Roland’s charm and friendliness certainly contributed to his progress too. However, it seems that even today, young drivers must relocate to the UK to increase their chances of success. The entire package, including talent, connections, and location, remains vital in the industry.


D: Comparing the final show to your initial vision and outline, how much did it evolve during production and post-production? Did you face any unexpected challenges or changes along the way?

P: While we had an outline and a rough structure in mind, the docuseries naturally evolved as we delved deeper into Roland’s life and gathered more interviews. We divided it into four episodes to highlight the various stages of Roland’s journey and emphasize the hard work and time it took to progress through each phase.

Not every interview was planned from the beginning. I started with those ten people I knew and who wanted to contribute. Then the scope was gradually expanded as more people expressed interest in sharing their perspectives. This process continued throughout post-production, as we identified missing elements or angles, it was like putting a puzzle together. While the story could have been told with fewer voices, a higher number of interviewees helped us paint a more vivid portrait.

D: I presume your purpose was to create more of an investigative docuseries.

P: That’s absolutely right.

D: You’ve managed to involve prominent figures like Franz Tost, who are selective about their participation in documentaries. How did you convince them and what other challenges did you face while working on the project?

P: Convincing high-profile individuals like Franz Tost to join the project was both a challenge and a source of pride. It required persuasion, and complete on set professionalism, as their time is valuable, and expectations are high. Their contributions definitely add a quality bonus to the project.

While having those interviews was somewhat challenging, dealing with legal and technical aspects brought us greater difficulties. This included acquiring rights for footage and music, determining where to allocate resources, and tons of emailing, emailing and emailing. Building trust and credibility so that we would get the footage we were begging them for.
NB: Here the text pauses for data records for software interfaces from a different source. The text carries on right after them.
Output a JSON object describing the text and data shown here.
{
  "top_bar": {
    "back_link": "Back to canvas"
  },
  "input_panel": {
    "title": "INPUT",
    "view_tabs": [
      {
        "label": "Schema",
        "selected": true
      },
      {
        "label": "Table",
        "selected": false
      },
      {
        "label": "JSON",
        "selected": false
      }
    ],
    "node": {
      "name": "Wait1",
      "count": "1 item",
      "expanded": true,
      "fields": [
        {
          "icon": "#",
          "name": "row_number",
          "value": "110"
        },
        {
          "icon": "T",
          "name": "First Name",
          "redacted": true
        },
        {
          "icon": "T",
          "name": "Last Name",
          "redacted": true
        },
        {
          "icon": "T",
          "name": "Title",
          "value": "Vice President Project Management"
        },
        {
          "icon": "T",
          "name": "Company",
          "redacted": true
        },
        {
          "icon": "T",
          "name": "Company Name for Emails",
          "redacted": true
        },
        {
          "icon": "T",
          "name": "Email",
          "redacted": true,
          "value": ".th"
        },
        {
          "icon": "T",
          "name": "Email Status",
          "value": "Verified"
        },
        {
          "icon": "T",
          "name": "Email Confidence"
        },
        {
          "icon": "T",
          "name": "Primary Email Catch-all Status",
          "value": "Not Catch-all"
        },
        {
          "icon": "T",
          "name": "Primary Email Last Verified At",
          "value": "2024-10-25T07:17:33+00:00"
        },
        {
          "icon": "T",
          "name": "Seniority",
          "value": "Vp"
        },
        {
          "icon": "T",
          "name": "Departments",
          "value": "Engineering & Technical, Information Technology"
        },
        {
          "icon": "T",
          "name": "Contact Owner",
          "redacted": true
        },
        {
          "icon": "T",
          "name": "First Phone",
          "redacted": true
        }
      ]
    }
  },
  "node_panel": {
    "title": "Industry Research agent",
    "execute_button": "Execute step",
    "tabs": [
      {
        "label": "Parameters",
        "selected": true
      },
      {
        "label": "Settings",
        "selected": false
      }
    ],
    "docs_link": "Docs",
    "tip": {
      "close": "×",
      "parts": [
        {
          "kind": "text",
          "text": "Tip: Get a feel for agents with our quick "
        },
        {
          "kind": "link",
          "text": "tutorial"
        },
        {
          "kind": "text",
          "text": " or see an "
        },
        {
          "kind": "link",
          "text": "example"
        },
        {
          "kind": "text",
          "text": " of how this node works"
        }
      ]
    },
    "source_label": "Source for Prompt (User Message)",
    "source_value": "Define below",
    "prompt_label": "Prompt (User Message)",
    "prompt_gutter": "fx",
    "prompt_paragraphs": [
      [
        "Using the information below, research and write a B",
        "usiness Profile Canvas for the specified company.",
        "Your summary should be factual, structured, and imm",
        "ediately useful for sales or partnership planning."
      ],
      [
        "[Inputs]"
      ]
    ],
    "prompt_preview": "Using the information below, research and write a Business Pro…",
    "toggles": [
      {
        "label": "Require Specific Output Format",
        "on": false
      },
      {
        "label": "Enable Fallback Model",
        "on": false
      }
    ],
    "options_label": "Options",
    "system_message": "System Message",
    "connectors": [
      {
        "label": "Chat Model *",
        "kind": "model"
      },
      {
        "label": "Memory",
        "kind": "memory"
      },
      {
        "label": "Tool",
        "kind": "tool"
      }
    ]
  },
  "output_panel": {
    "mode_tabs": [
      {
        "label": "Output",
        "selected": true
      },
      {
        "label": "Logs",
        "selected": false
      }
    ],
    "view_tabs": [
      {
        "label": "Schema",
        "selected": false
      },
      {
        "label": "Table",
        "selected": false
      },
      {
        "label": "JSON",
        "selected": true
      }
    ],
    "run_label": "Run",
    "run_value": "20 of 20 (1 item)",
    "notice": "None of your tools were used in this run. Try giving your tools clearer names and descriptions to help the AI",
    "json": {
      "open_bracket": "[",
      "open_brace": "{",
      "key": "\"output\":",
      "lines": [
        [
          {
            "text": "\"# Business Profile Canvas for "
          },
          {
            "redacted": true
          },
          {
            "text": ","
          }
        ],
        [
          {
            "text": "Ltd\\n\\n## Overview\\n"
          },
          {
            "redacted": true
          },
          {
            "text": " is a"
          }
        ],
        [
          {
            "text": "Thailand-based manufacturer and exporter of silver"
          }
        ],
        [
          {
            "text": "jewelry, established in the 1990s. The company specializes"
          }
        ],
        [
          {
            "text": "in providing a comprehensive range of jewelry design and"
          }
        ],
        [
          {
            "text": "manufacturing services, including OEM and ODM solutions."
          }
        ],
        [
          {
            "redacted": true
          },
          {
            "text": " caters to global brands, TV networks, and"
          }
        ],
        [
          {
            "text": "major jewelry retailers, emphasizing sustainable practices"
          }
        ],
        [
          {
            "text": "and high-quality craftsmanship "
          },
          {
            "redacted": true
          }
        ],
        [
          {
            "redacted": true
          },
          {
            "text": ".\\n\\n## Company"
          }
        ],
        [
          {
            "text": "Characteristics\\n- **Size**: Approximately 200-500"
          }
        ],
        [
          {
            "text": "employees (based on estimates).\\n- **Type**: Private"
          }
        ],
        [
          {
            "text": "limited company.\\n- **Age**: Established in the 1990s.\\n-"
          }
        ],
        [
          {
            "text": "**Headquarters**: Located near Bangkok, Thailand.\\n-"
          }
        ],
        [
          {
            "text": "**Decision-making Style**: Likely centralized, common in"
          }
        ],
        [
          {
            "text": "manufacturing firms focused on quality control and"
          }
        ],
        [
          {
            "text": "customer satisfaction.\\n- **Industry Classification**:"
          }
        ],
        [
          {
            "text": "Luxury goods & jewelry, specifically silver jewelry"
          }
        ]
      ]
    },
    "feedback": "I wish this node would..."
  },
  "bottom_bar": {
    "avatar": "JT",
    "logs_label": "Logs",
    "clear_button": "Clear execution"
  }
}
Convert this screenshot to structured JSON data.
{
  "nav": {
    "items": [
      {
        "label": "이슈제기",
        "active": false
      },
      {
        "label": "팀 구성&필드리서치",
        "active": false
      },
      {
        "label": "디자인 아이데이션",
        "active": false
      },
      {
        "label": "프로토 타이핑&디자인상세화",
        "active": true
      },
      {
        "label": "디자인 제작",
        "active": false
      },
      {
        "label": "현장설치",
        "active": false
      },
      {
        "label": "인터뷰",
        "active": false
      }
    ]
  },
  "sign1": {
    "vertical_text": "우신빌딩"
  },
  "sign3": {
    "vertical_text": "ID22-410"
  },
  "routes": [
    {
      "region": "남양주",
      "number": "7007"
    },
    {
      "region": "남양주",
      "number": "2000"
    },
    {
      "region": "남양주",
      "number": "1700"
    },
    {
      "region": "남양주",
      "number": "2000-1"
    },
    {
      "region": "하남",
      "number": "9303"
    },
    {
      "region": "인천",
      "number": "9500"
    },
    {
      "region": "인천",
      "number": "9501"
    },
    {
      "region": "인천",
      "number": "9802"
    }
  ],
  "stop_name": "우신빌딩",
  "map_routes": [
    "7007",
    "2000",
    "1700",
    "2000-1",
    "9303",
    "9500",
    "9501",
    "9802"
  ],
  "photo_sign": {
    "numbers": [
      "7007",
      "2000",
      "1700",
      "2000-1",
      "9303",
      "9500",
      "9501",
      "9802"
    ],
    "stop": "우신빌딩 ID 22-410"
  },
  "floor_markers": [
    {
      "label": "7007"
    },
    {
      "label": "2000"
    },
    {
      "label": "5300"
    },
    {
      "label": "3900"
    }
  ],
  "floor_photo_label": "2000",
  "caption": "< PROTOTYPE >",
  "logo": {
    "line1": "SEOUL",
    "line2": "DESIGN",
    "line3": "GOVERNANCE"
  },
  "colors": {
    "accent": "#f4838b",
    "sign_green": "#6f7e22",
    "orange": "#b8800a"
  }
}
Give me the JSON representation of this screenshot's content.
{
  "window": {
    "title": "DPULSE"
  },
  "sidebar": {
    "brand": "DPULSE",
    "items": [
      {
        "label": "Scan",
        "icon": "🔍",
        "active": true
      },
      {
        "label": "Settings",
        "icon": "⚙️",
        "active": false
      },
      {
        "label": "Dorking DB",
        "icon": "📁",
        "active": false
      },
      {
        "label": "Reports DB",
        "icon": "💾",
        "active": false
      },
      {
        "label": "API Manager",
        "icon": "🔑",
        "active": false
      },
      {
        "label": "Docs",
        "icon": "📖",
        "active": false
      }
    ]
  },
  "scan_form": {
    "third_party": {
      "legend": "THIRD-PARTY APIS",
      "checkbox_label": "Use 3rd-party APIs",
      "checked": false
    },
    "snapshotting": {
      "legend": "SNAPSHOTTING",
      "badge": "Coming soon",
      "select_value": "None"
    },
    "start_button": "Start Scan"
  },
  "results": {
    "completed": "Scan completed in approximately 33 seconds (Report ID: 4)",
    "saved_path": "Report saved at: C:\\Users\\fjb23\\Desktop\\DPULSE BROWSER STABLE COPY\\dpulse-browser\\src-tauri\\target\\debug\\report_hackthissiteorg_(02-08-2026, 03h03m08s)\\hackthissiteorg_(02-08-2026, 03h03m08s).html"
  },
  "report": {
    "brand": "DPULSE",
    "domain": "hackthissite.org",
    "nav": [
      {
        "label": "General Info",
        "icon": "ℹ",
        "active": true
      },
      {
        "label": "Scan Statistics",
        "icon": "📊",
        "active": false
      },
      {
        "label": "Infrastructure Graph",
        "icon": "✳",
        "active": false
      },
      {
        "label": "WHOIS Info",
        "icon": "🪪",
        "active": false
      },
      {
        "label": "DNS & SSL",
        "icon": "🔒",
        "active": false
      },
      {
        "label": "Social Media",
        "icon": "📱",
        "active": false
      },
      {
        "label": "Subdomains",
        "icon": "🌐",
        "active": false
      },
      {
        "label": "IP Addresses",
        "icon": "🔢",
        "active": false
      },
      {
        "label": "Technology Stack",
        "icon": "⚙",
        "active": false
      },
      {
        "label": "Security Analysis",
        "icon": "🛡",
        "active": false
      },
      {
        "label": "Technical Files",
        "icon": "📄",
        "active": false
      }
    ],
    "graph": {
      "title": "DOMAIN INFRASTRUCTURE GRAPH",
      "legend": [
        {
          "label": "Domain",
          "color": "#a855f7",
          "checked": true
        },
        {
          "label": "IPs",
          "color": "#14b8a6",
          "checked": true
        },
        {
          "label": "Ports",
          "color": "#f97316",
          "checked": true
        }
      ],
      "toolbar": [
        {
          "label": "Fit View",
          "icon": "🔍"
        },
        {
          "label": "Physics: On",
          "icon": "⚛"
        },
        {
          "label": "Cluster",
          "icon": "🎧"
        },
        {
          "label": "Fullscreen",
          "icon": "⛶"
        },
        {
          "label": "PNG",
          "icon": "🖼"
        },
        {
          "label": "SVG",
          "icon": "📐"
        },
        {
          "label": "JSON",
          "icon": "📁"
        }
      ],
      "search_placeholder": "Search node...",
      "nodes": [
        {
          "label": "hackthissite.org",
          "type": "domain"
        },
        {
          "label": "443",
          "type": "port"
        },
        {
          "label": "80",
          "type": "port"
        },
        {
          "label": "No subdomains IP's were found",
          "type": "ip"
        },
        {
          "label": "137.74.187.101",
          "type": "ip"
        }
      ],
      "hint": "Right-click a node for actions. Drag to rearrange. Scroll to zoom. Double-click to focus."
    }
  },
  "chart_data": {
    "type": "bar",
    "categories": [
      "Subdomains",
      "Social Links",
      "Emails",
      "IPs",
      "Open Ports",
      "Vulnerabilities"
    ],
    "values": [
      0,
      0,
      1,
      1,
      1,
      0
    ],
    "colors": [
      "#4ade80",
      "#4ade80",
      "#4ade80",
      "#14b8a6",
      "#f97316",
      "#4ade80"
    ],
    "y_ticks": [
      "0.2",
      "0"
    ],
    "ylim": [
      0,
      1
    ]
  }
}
May I ask something from you, as a fellow filmmaker; how do you manage the balance between the creative storytelling aspect and the logistical, technical, and business demands of producing a documentary? Wouldn’t it be easier if we could just get on a plane, go to set, do the interview, record scenes and then get back on the plane?

D: It’s true that in the past, people often specialized in specific roles like directing, editing, or producing. However, the industry has become so competitive that it’s almost impossible to maintain a career without being versatile. I think only above a certain level in the hierarchy and with much luck can directors do that.

For me, the creative process and storytelling are the most important part of my work. That said, I believe I do have an eye for detail when it comes to managing the production as a whole, not just the story itself. I enjoy seeing the bigger picture, and put things together. Nonetheless, the rapidly changing trends in the industry and financial pressures can sometimes be as you said; a „beast” and take away from the good, creative energy I’d like to maintain.

D: In the current media landscape, many filmmakers, including renowned directors like Coppola and Scorsese, struggle to secure funding and distribution for their work. How do you perceive the future of documentaries in this context, what can you see happening around you?

P: I think documentaries are beautiful and highly important. I have seen most documentaries that are available out there. Documentary filmmakers, like other creatives, see each other’s work and get inspired, but we also see each others’ struggle. Everyone struggles to a certain degree, this is a tough industry. However, documentaries are worth the pain. Maybe let’s say Csárdás will be forgotten in 50 years, but if you make a documentary about it then it will be preserved for the future. I made documentaries about my mother, my father and my father-in-law. Now I have their stories on an SD card, their grandchildren and great grandchildren will be able to watch them and get a sense of who they were. Documentaries act as time capsules, allowing future generations to connect with their past.

~ by Dora Endre ~